Communication Styles and Recovery – Social Wellness Month
- Access to licensed treatment centers
- Information on treatment plans
- Financial assistance options
July is Social Wellness month, so we’d like to talk about communication – what it is and why it’s important to your recovery.
The first year in recovery is a time of confusion, joy, fear, anger, sadness, happiness; a whole spectrum of emotions. Your loved ones may not know what to expect the first year, either. With the new transformation in the system, understanding and applying communication styles is vital for recovery success.
The purpose of communication is to get your message across to others clearly and unambiguously. Before your treatment and recovery, there was most likely a “don’t trust, don’t talk, don’t feel” rule in your communication with others. These thoughts and ideas that you conveyed do not necessarily reflect your own and caused a communication breakdown, which stood in the way of your recovery goals. Getting your message across is paramount to progress.
In spite of the increasing importance placed on communication skills, many individuals continue to struggle, unable to communicate their thoughts and ideas effectively – whether in verbal, nonverbal or written form. By successfully getting your message across, your chances of sustained recovery improve.
Verbal vs. Nonverbal
Verbal and nonverbal communication can differ in various ways. Nonverbal communication is more immediate, while verbal communication is not restricted to the immediate (like speaking of the future).
Approximately 10% of what is said actually makes its way into a person’s long-term memory bank. With nonverbal communication, we’re in the presence of someone else, constantly sending signals about our attitudes, feelings and personalities. Thus, nonverbal communication is focused on the present. Verbal communication is primarily perceived as intentional or manipulated while nonverbal communication is often seen as unintentional and “truthful.”
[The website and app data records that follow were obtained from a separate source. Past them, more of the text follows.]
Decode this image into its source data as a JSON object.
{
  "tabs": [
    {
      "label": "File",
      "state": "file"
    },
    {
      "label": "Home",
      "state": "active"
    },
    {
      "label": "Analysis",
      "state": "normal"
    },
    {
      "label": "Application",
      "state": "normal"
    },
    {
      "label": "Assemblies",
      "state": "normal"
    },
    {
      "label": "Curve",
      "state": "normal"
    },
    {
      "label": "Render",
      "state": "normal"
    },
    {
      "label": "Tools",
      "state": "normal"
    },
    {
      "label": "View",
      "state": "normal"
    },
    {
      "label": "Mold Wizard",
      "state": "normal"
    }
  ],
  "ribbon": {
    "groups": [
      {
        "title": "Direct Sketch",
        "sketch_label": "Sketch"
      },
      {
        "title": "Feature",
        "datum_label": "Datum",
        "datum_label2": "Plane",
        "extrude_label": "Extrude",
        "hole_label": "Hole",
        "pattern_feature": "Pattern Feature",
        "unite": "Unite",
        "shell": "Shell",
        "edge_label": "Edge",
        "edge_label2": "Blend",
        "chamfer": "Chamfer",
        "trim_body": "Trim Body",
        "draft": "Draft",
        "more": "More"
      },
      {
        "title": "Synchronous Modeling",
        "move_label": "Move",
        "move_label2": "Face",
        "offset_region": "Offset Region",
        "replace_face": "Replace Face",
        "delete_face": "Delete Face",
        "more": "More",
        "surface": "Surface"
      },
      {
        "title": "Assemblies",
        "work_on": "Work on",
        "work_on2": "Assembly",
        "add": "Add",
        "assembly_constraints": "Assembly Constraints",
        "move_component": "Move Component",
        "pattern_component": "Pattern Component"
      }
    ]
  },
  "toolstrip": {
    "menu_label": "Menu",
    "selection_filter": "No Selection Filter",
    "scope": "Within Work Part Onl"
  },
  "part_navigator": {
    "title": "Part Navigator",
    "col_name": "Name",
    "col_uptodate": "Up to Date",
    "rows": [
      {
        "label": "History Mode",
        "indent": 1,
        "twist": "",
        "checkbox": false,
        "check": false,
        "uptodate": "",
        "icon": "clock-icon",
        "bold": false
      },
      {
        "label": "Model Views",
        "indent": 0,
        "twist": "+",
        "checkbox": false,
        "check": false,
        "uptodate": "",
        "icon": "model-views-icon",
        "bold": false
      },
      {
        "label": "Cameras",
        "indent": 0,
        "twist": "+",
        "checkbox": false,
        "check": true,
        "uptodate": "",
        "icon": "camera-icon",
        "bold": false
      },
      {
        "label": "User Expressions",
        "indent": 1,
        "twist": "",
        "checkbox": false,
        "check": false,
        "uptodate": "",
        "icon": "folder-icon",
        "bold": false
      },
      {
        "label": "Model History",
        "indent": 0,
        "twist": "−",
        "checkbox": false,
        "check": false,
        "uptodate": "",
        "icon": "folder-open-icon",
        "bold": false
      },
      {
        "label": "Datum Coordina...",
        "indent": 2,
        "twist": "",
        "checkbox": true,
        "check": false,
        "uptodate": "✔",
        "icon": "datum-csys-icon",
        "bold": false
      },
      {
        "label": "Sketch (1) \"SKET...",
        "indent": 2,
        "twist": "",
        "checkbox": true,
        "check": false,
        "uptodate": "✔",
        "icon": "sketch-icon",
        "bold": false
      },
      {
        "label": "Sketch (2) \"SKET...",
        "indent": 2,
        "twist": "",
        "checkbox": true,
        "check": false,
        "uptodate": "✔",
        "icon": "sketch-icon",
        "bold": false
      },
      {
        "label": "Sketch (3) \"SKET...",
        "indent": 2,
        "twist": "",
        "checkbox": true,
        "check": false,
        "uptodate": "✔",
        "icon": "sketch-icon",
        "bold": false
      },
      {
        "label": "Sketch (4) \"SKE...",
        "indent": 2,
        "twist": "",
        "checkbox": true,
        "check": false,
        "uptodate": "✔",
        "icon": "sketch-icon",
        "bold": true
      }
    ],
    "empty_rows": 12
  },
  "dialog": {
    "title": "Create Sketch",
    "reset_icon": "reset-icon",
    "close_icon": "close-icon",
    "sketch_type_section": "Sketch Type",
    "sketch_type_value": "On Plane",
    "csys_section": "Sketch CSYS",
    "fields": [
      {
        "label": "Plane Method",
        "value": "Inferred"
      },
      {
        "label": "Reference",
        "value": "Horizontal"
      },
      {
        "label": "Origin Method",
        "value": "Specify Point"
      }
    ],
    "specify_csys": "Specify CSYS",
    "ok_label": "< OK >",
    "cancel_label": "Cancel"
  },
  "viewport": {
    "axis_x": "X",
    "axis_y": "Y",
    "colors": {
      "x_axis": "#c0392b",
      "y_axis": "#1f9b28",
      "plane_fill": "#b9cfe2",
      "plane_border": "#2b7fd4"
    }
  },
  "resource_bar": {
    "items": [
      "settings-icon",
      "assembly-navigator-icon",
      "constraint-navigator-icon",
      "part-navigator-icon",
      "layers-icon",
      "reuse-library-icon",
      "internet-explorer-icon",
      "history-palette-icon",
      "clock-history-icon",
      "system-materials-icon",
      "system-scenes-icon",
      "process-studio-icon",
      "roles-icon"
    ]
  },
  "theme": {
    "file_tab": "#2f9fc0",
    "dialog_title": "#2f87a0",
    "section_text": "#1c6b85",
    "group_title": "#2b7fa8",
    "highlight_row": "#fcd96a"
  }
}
Here are some quick tips and facts to help you improve your communication with those around you:
- Seek to understand, then to be understood
- Event + Reaction = Outcome. You cannot control the event, but you can control the outcome based on how you react or respond.
- Avoid absolutes such as “you always…” and “you never…” It puts people on the defensive. Try wording it as, “When you do X, it makes me feel Y.”
- Listen more. Listening is the number one form of communication.
Unsure where to start? Take Our Substance Abuse Self-Assessment
Take our free, 5-minute substance abuse self-assessment below if you think you or someone you love might be struggling with substance abuse. This evaluation consists of 11 yes or no questions that are designed to be used as an informational tool to assess the severity and probability of a substance use disorder. The test is free, confidential, and no personal information is needed to receive the result. Please be aware that this evaluation is not a substitute for advice from a medical doctor.